(Interface dataset entries)
Content starts
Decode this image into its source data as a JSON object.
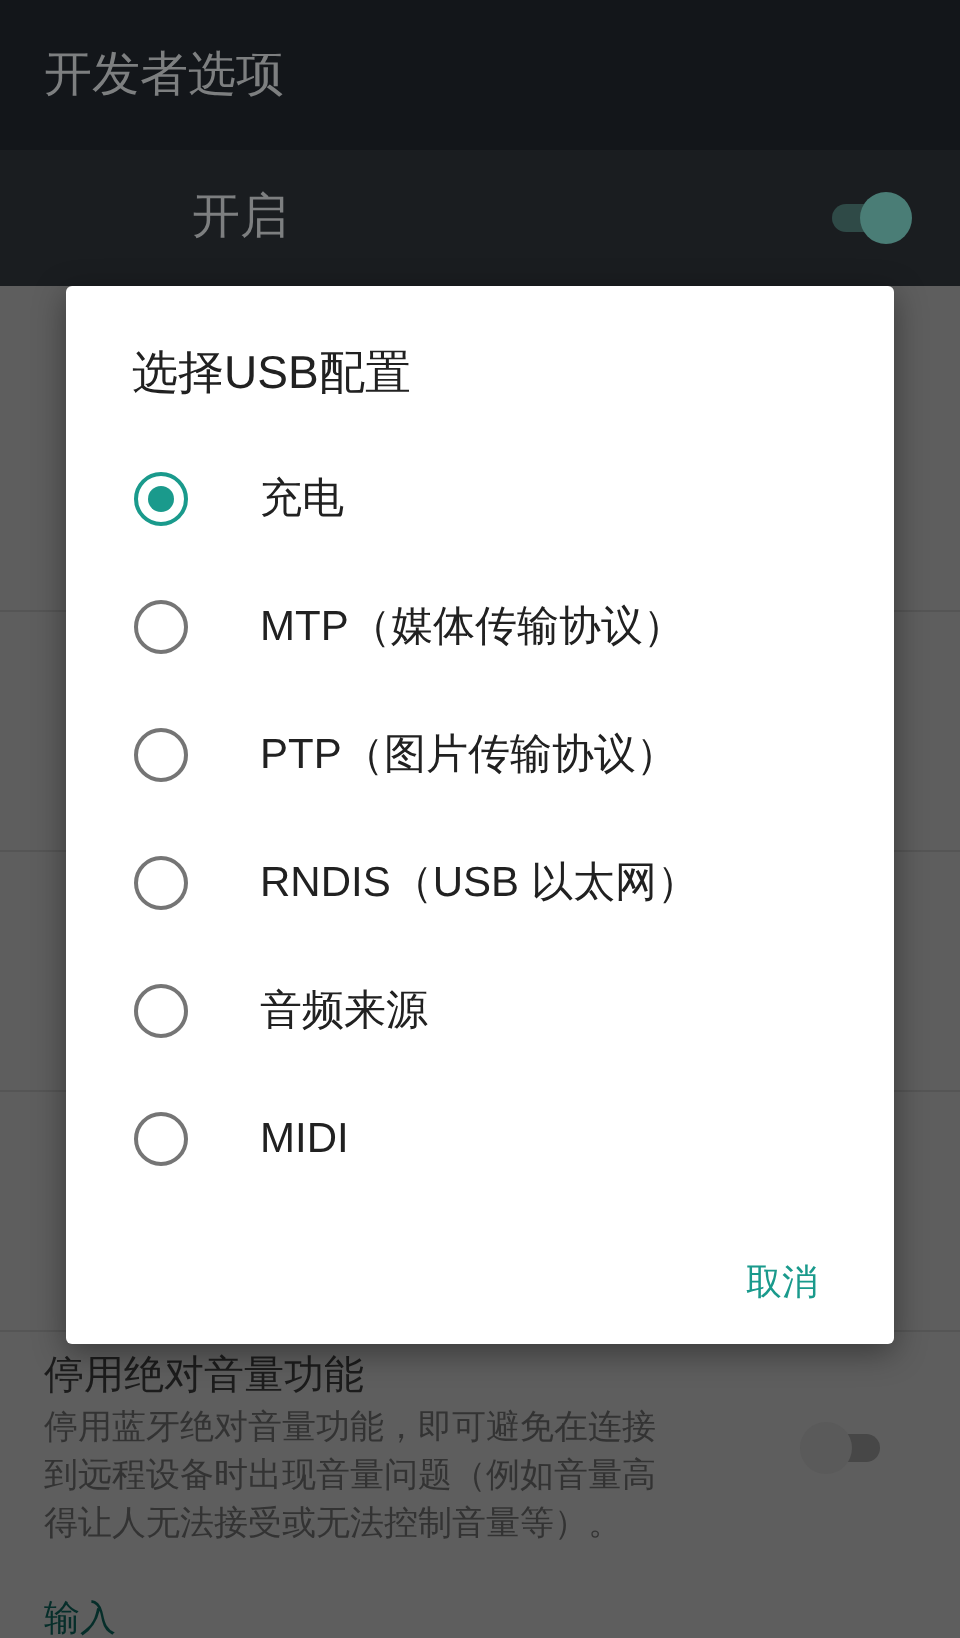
{
  "app_bar": {
    "title": "开发者选项"
  },
  "master_switch": {
    "label": "开启",
    "on": true
  },
  "bottom_setting": {
    "title": "停用绝对音量功能",
    "description": "停用蓝牙绝对音量功能，即可避免在连接到远程设备时出现音量问题（例如音量高得让人无法接受或无法控制音量等）。",
    "on": false
  },
  "next_section": {
    "title": "输入"
  },
  "dialog": {
    "title": "选择USB配置",
    "options": [
      {
        "label": "充电",
        "selected": true
      },
      {
        "label": "MTP（媒体传输协议）",
        "selected": false
      },
      {
        "label": "PTP（图片传输协议）",
        "selected": false
      },
      {
        "label": "RNDIS（USB 以太网）",
        "selected": false
      },
      {
        "label": "音频来源",
        "selected": false
      },
      {
        "label": "MIDI",
        "selected": false
      }
    ],
    "cancel": "取消"
  }
}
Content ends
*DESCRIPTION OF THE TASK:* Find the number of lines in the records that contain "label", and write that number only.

*SOLUTION TO THE PROBLEM:* 7